New York City Social Forum


A social forum is an open, participatory gathering intended to bring together a wide variety of people and organizations from a wide variety of struggles to share new ideas as well as organizational and technical skills and techniques. A social forum is really just a simple concept for building sustainable and respectable communications and social connections between diverse groups struggling against exploitation, oppression, capitalism, and the state.

Social forums offer an opportunity to "cross-fertilize" these political and social struggles, to rub shoulders with other groups and organizations that may share similar concerns, and more importantly to work toward common strategies for ACTION.
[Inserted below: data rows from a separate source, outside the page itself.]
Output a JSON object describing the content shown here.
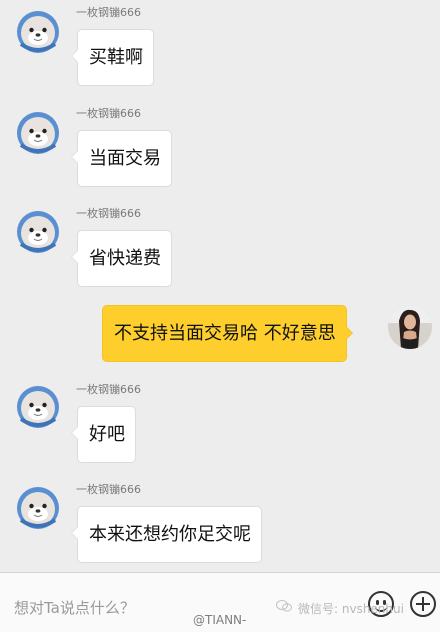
{
  "messages": [
    {
      "type": "received",
      "sender": "一枚钢镚666",
      "text": "买鞋啊"
    },
    {
      "type": "received",
      "sender": "一枚钢镚666",
      "text": "当面交易"
    },
    {
      "type": "received",
      "sender": "一枚钢镚666",
      "text": "省快递费"
    },
    {
      "type": "sent",
      "text": "不支持当面交易哈 不好意思"
    },
    {
      "type": "received",
      "sender": "一枚钢镚666",
      "text": "好吧"
    },
    {
      "type": "received",
      "sender": "一枚钢镚666",
      "text": "本来还想约你足交呢"
    }
  ],
  "input": {
    "placeholder": "想对Ta说点什么？",
    "emoji_icon": "emoji-icon",
    "plus_icon": "plus-icon"
  },
  "watermarks": {
    "wechat": "微信号: nvshenhui",
    "handle": "@TIANN-"
  },
  "colors": {
    "sent_bubble": "#fecf2c",
    "received_bubble": "#ffffff",
    "background": "#ededed"
  }
}
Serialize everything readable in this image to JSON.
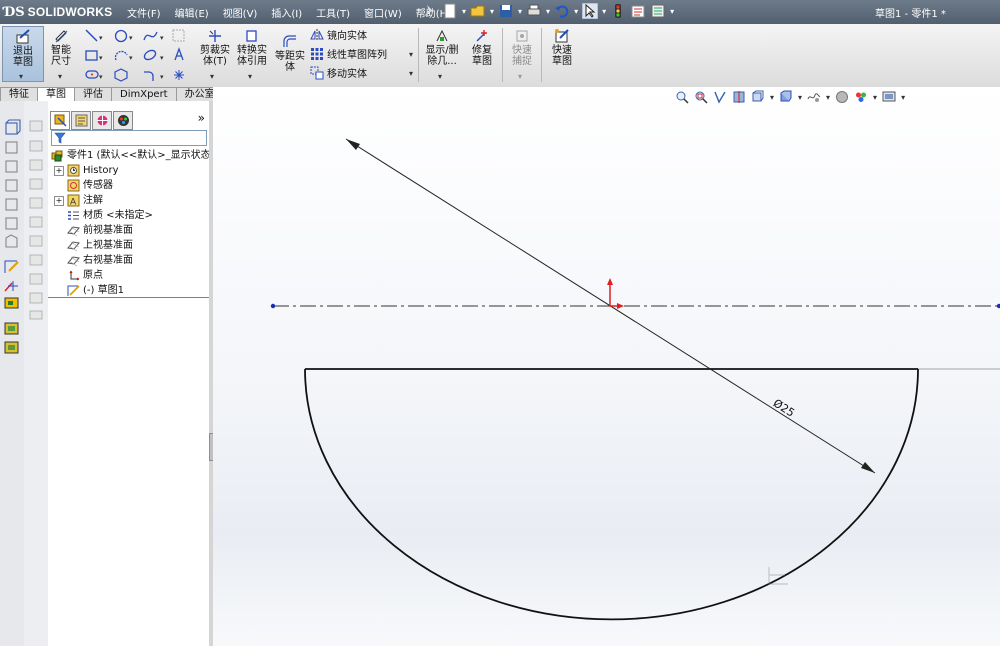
{
  "app": {
    "brand": "SOLIDWORKS",
    "document_title": "草图1 - 零件1 *"
  },
  "menu": [
    "文件(F)",
    "编辑(E)",
    "视图(V)",
    "插入(I)",
    "工具(T)",
    "窗口(W)",
    "帮助(H)"
  ],
  "command_manager": {
    "exit_sketch": "退出草图",
    "smart_dimension": "智能尺寸",
    "trim": "剪裁实体(T)",
    "convert": "转换实体引用",
    "offset": "等距实体",
    "mirror": "镜向实体",
    "linear_pattern": "线性草图阵列",
    "move": "移动实体",
    "display_delete": "显示/删除几...",
    "repair": "修复草图",
    "rapid_snap": "快速捕捉",
    "rapid_sketch": "快速草图"
  },
  "tabs": [
    {
      "label": "特征",
      "active": false
    },
    {
      "label": "草图",
      "active": true
    },
    {
      "label": "评估",
      "active": false
    },
    {
      "label": "DimXpert",
      "active": false
    },
    {
      "label": "办公室产品",
      "active": false
    }
  ],
  "feature_tree": {
    "root": "零件1  (默认<<默认>_显示状态",
    "items": [
      {
        "label": "History",
        "icon": "history-folder-icon",
        "expandable": true
      },
      {
        "label": "传感器",
        "icon": "sensor-icon",
        "expandable": false
      },
      {
        "label": "注解",
        "icon": "annotation-icon",
        "expandable": true
      },
      {
        "label": "材质 <未指定>",
        "icon": "material-icon",
        "expandable": false
      },
      {
        "label": "前视基准面",
        "icon": "plane-icon",
        "expandable": false
      },
      {
        "label": "上视基准面",
        "icon": "plane-icon",
        "expandable": false
      },
      {
        "label": "右视基准面",
        "icon": "plane-icon",
        "expandable": false
      },
      {
        "label": "原点",
        "icon": "origin-icon",
        "expandable": false
      },
      {
        "label": "(-) 草图1",
        "icon": "sketch-icon",
        "expandable": false
      }
    ]
  },
  "sketch": {
    "dimension_label": "Ø25"
  },
  "colors": {
    "titlebar": "#5d6a79",
    "origin_red": "#e02020",
    "sketch_line": "#111111",
    "point_blue": "#1a2bb8"
  }
}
Social forums are not conferences in the usual sense. Conferences traditionally offer ONE WAY communications between "experts" or "specialists" in the fields of scholarship or social struggle- directed primarily AT those who care to listen. Conferences have their place within political and social struggles, in that they fulfill much needed theoretical purposes.

What a social forum offers instead is a participatory medium of communication between and among diverse and autonomous social movements, (for instance, an anti-gentrification group networking with an anti-eviction group within the same community). There is, of course, always a need for analysis and theoretical investigation, but many social forums have been criticized for an over-emphasis on theory (much of the criticism of the World Social Forum has centered on just this). This concern notwithstanding, for a social forum to truly be "representative" requires a broad enough brush stroke that everyone feels involved (including scholars!), but narrow enough that concrete work gets done, like networking and coalition building.


The concept of "non ownership" implies that no one group or organization, or type of political tendency, can own the social forum idea as its central identity ("oh, thatís THE social forum group") or even as a group directly connected with it in anything other than a participating way. Rather, the social forum derives it's legitimacy from the pluralism and diversity of the proceedings.

This may seem difficult (at best) to accomplish, but must be stressed in order that specific groups canít co-opt the thing (and use the idea as currency for itís own pursuits) or take a disproportionate amount of credit for its part. This non-ownership of the social forum is what gives it legitimacy in regards to bringing so many different groups together, some of which may be political rivals, or outright hostile to one another.